**WORK TASK:**
Using the records below, copy every line that holds the string "handshake".

= = = =

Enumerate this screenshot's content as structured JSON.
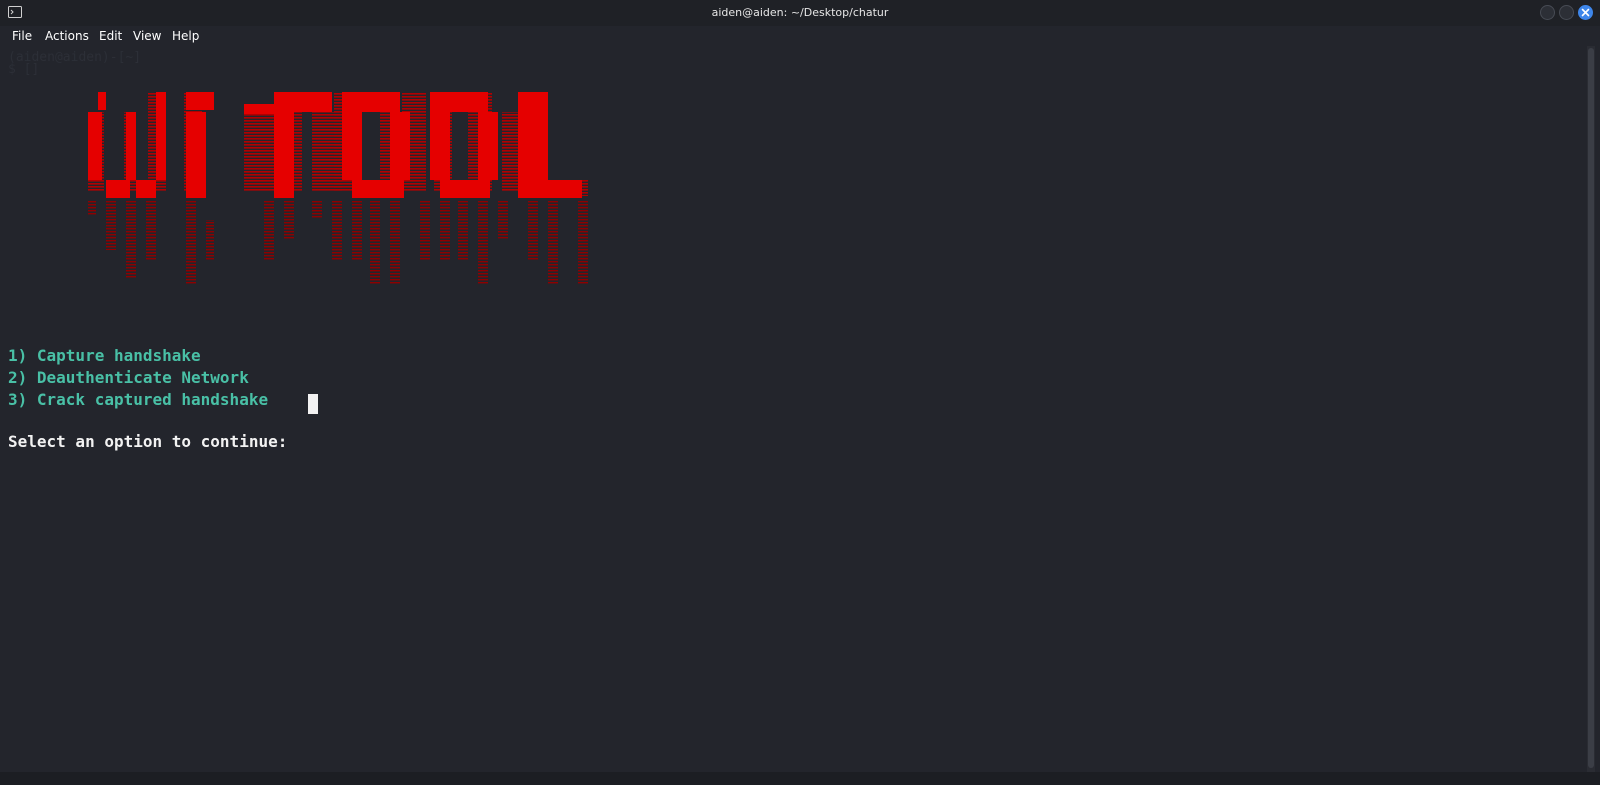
{
  "window": {
    "title": "aiden@aiden: ~/Desktop/chatur"
  },
  "menu": {
    "file": "File",
    "actions": "Actions",
    "edit": "Edit",
    "view": "View",
    "help": "Help"
  },
  "terminal": {
    "ghost_line_1": "(aiden@aiden)-[~]",
    "ghost_line_2": "$ []",
    "banner_color": "#e50000",
    "options": [
      "1) Capture handshake",
      "2) Deauthenticate Network",
      "3) Crack captured handshake"
    ],
    "prompt": "Select an option to continue: ",
    "option_color": "#49c0a6"
  },
  "icons": {
    "terminal": "terminal-icon",
    "minimize": "minimize-icon",
    "maximize": "maximize-icon",
    "close": "close-icon"
  },
  "colors": {
    "background": "#23252c",
    "accent": "#3e86ea"
  }
}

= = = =

**OUTPUT BELOW:**
      "1) Capture handshake",
      "3) Crack captured handshake"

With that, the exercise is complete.